TASK DIRECTIONS :: Determine how many lines in the records hold "мастеров", and give that number with nothing added.
─── EXERCISE INPUTS
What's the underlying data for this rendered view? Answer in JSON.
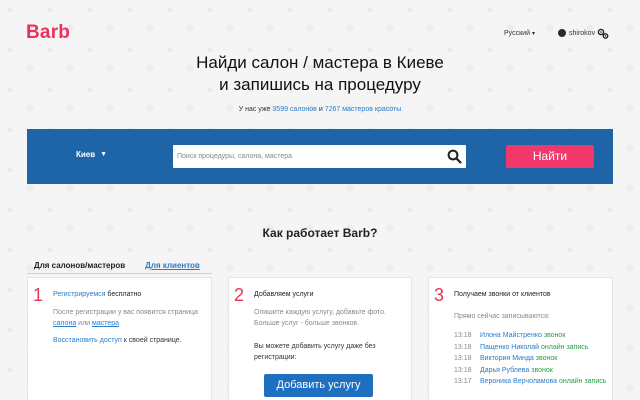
{
  "header": {
    "logo": "Barb",
    "language": "Русский",
    "username": "shirokov",
    "icons": {
      "user": "user-icon",
      "settings": "settings-icon",
      "caret": "chevron-down-icon"
    }
  },
  "hero": {
    "title_line1": "Найди салон / мастера в Киеве",
    "title_line2": "и запишись на процедуру",
    "sub_prefix": "У нас уже",
    "salons_count": "3599 салонов",
    "sub_and": "и",
    "masters_count": "7267 мастеров красоты"
  },
  "search": {
    "city": "Киев",
    "placeholder": "Поиск процедуры, салона, мастера",
    "value": "",
    "button_label": "Найти",
    "icon": "search-icon"
  },
  "how": {
    "title": "Как работает Barb?",
    "tabs": [
      {
        "label": "Для салонов/мастеров",
        "active": true
      },
      {
        "label": "Для клиентов",
        "active": false
      }
    ]
  },
  "steps": [
    {
      "number": "1",
      "head_link": "Регистрируемся",
      "head_text": "бесплатно",
      "text_prefix": "После регистрации у вас появится страница",
      "link_salon": "салона",
      "text_or": "или",
      "link_master": "мастера",
      "restore_link": "Восстановить доступ",
      "restore_text": "к своей странице."
    },
    {
      "number": "2",
      "head_text": "Добавляем услуги",
      "text_1": "Опишите каждую услугу, добавьте фото. Больше услуг - больше звонков.",
      "text_2": "Вы можете добавить услугу даже без регистрации:",
      "button_label": "Добавить услугу"
    },
    {
      "number": "3",
      "head_text": "Получаем звонки от клиентов",
      "live_label": "Прямо сейчас записываются:",
      "calls": [
        {
          "time": "13:18",
          "name": "Илона Майстренко",
          "type": "звонок"
        },
        {
          "time": "13:18",
          "name": "Пащенко Николай",
          "type": "онлайн запись"
        },
        {
          "time": "13:18",
          "name": "Виктория Минда",
          "type": "звонок"
        },
        {
          "time": "13:18",
          "name": "Дарья Рублева",
          "type": "звонок"
        },
        {
          "time": "13:17",
          "name": "Вероника Верчоламова",
          "type": "онлайн запись"
        }
      ]
    }
  ],
  "colors": {
    "brand": "#e8345a",
    "band": "#1e65a8",
    "find_button": "#f0386a",
    "link": "#2a7cc7",
    "call_type": "#25a046"
  }
}
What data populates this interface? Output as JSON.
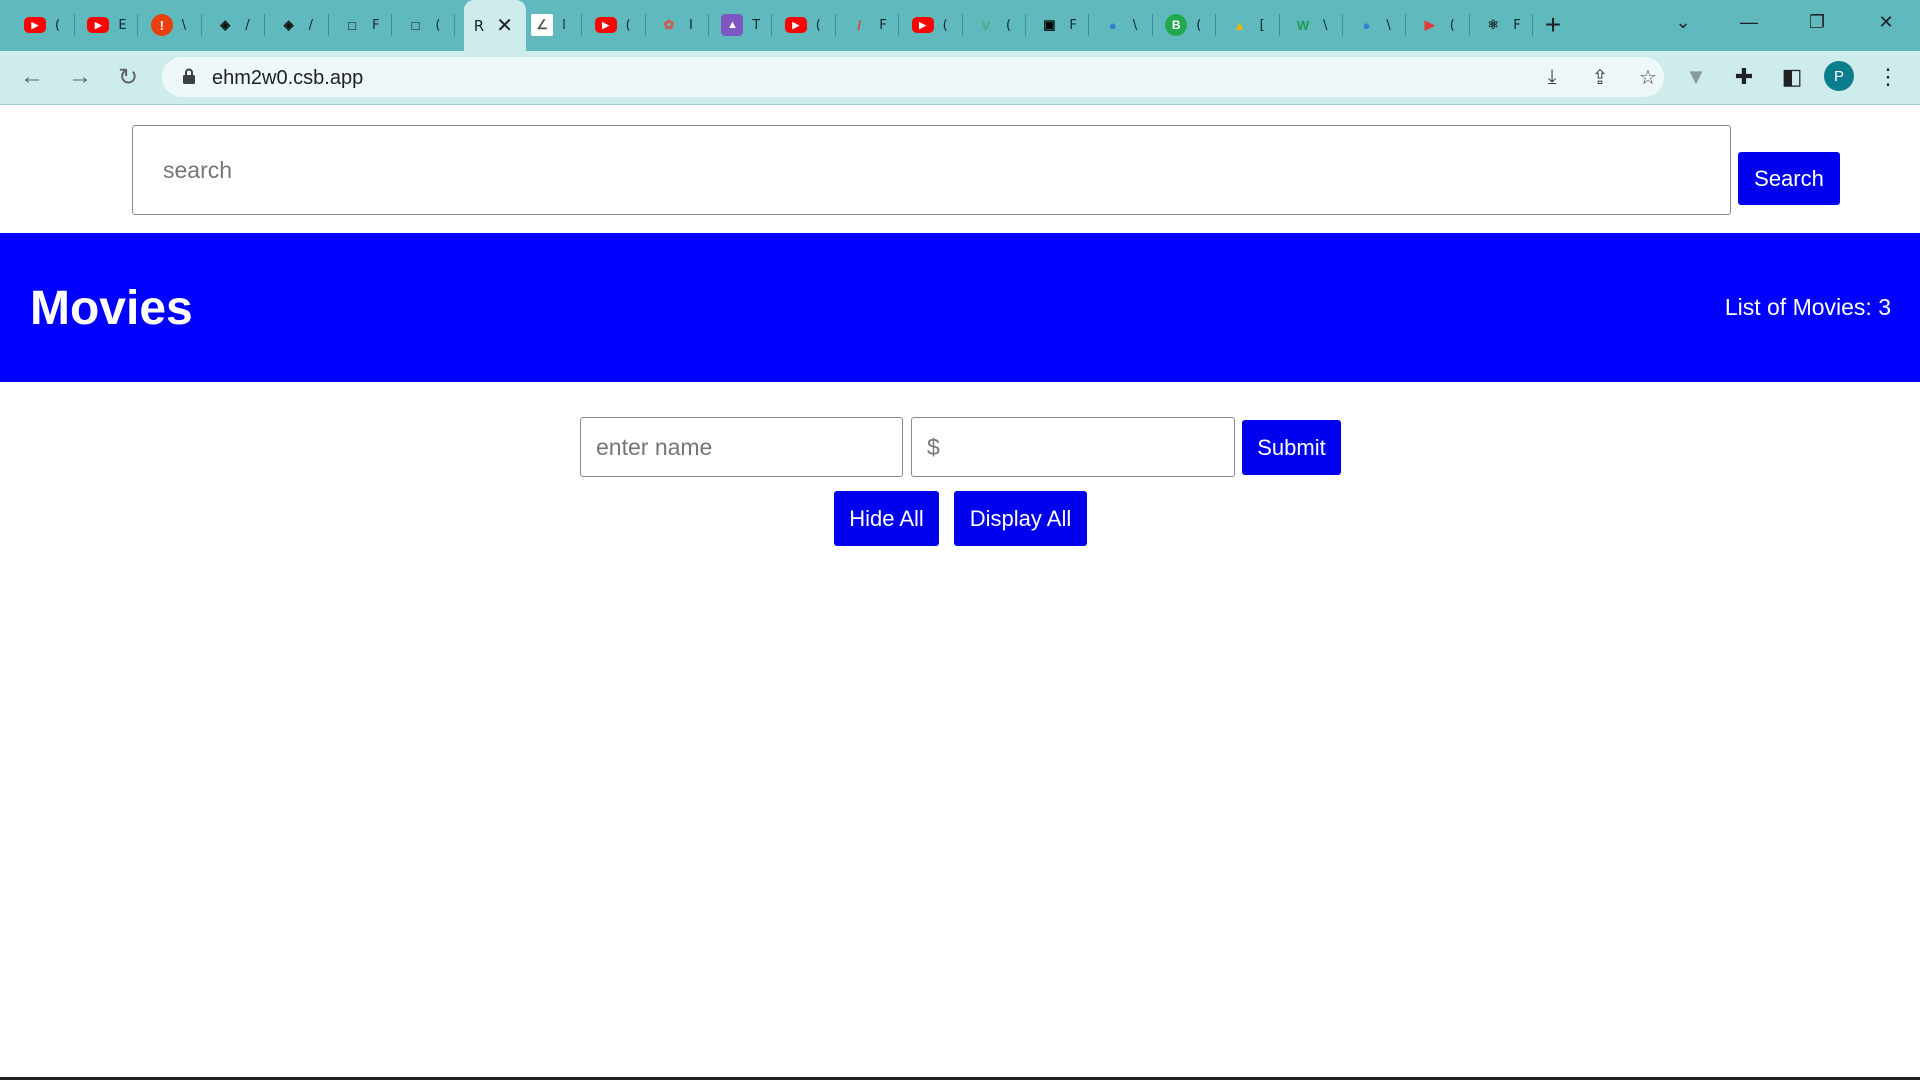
{
  "browser": {
    "tabs": [
      {
        "icon": "youtube-icon",
        "color": "#ff0000",
        "glyph": "▶",
        "title": "("
      },
      {
        "icon": "youtube-icon",
        "color": "#ff0000",
        "glyph": "▶",
        "title": "E"
      },
      {
        "icon": "alert-icon",
        "color": "#e8400e",
        "glyph": "!",
        "title": "\\"
      },
      {
        "icon": "codepen-icon",
        "color": "#111111",
        "glyph": "◈",
        "title": "/"
      },
      {
        "icon": "codepen-icon",
        "color": "#111111",
        "glyph": "◈",
        "title": "/"
      },
      {
        "icon": "square-icon",
        "color": "#111111",
        "glyph": "□",
        "title": "F"
      },
      {
        "icon": "square-icon",
        "color": "#111111",
        "glyph": "□",
        "title": "("
      }
    ],
    "active_tab": {
      "title": "R",
      "close": "✕"
    },
    "tabs_after": [
      {
        "icon": "page-icon",
        "color": "#ffffff",
        "glyph": "∠",
        "title": "l"
      },
      {
        "icon": "youtube-icon",
        "color": "#ff0000",
        "glyph": "▶",
        "title": "("
      },
      {
        "icon": "openai-icon",
        "color": "#d4574e",
        "glyph": "✿",
        "title": "I"
      },
      {
        "icon": "rocket-icon",
        "color": "#7e57c2",
        "glyph": "▲",
        "title": "T"
      },
      {
        "icon": "youtube-icon",
        "color": "#ff0000",
        "glyph": "▶",
        "title": "("
      },
      {
        "icon": "pen-icon",
        "color": "#e53935",
        "glyph": "/",
        "title": "F"
      },
      {
        "icon": "youtube-icon",
        "color": "#ff0000",
        "glyph": "▶",
        "title": "("
      },
      {
        "icon": "vue-icon",
        "color": "#3fb27f",
        "glyph": "V",
        "title": "("
      },
      {
        "icon": "square-icon",
        "color": "#000000",
        "glyph": "▣",
        "title": "F"
      },
      {
        "icon": "globe-icon",
        "color": "#3a7bd5",
        "glyph": "●",
        "title": "\\"
      },
      {
        "icon": "b-icon",
        "color": "#22a94f",
        "glyph": "B",
        "title": "("
      },
      {
        "icon": "drive-icon",
        "color": "#f4b400",
        "glyph": "▲",
        "title": "["
      },
      {
        "icon": "w-icon",
        "color": "#1e9a52",
        "glyph": "W",
        "title": "\\"
      },
      {
        "icon": "globe-icon",
        "color": "#3a7bd5",
        "glyph": "●",
        "title": "\\"
      },
      {
        "icon": "flag-icon",
        "color": "#e53935",
        "glyph": "▶",
        "title": "("
      },
      {
        "icon": "react-icon",
        "color": "#1e2a2c",
        "glyph": "⚛",
        "title": "F"
      }
    ],
    "new_tab": "+",
    "url": "ehm2w0.csb.app",
    "profile_initial": "P"
  },
  "search": {
    "placeholder": "search",
    "button_label": "Search"
  },
  "banner": {
    "title": "Movies",
    "count_label": "List of Movies:",
    "count_value": "3"
  },
  "form": {
    "name_placeholder": "enter name",
    "price_placeholder": "$",
    "submit_label": "Submit",
    "hide_label": "Hide All",
    "display_label": "Display All"
  },
  "colors": {
    "accent": "#0000ff",
    "button": "#0000ee",
    "tabstrip": "#5fb9bd",
    "toolbar": "#cfeced"
  }
}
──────
EXERCISE RESPONSE :: 2